Top of Input data
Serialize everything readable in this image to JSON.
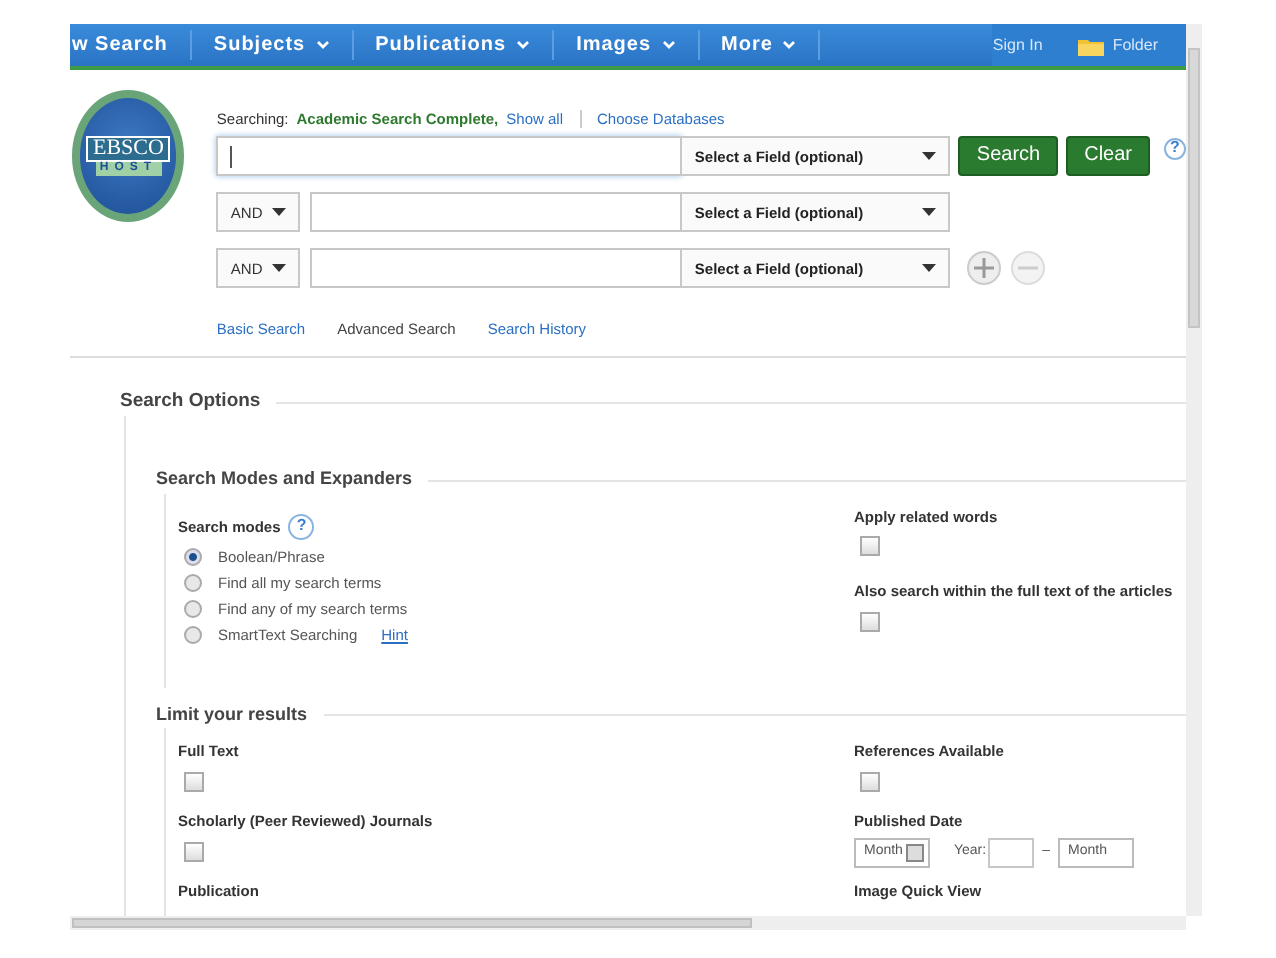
{
  "nav": {
    "items": [
      {
        "label": "w Search",
        "kind": "link"
      },
      {
        "label": "Subjects",
        "kind": "menu"
      },
      {
        "label": "Publications",
        "kind": "menu"
      },
      {
        "label": "Images",
        "kind": "menu"
      },
      {
        "label": "More",
        "kind": "menu"
      }
    ],
    "sign_in": "Sign In",
    "folder": "Folder"
  },
  "logo": {
    "top": "EBSCO",
    "bottom": "HOST"
  },
  "search": {
    "searching_label": "Searching:",
    "database": "Academic Search Complete,",
    "show_all": "Show all",
    "choose": "Choose Databases",
    "rows": [
      {
        "operator": null,
        "field": "Select a Field (optional)",
        "focused": true
      },
      {
        "operator": "AND",
        "field": "Select a Field (optional)",
        "focused": false
      },
      {
        "operator": "AND",
        "field": "Select a Field (optional)",
        "focused": false
      }
    ],
    "buttons": [
      "Search",
      "Clear"
    ],
    "help": "?",
    "links": [
      {
        "label": "Basic Search",
        "selected": false
      },
      {
        "label": "Advanced Search",
        "selected": true
      },
      {
        "label": "Search History",
        "selected": false
      }
    ]
  },
  "options": {
    "title": "Search Options",
    "modes": {
      "title": "Search Modes and Expanders",
      "label": "Search modes",
      "help": "?",
      "radios": [
        {
          "label": "Boolean/Phrase",
          "selected": true
        },
        {
          "label": "Find all my search terms",
          "selected": false
        },
        {
          "label": "Find any of my search terms",
          "selected": false
        },
        {
          "label": "SmartText Searching",
          "selected": false,
          "hint": "Hint"
        }
      ],
      "expanders": [
        {
          "label": "Apply related words",
          "checked": false
        },
        {
          "label": "Also search within the full text of the articles",
          "checked": false
        }
      ]
    },
    "limit": {
      "title": "Limit your results",
      "rows": [
        {
          "left": {
            "kind": "checkbox",
            "label": "Full Text",
            "checked": false
          },
          "right": {
            "kind": "checkbox",
            "label": "References Available",
            "checked": false
          }
        },
        {
          "left": {
            "kind": "checkbox",
            "label": "Scholarly (Peer Reviewed) Journals",
            "checked": false
          },
          "right": {
            "kind": "date",
            "label": "Published Date",
            "month": "Month",
            "year": "Year:",
            "dash": "–",
            "month2": "Month"
          }
        },
        {
          "left": {
            "kind": "heading",
            "label": "Publication"
          },
          "right": {
            "kind": "heading",
            "label": "Image Quick View"
          }
        }
      ]
    }
  }
}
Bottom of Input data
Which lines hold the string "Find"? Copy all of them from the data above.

          "label": "Find all my search terms",
          "label": "Find any of my search terms",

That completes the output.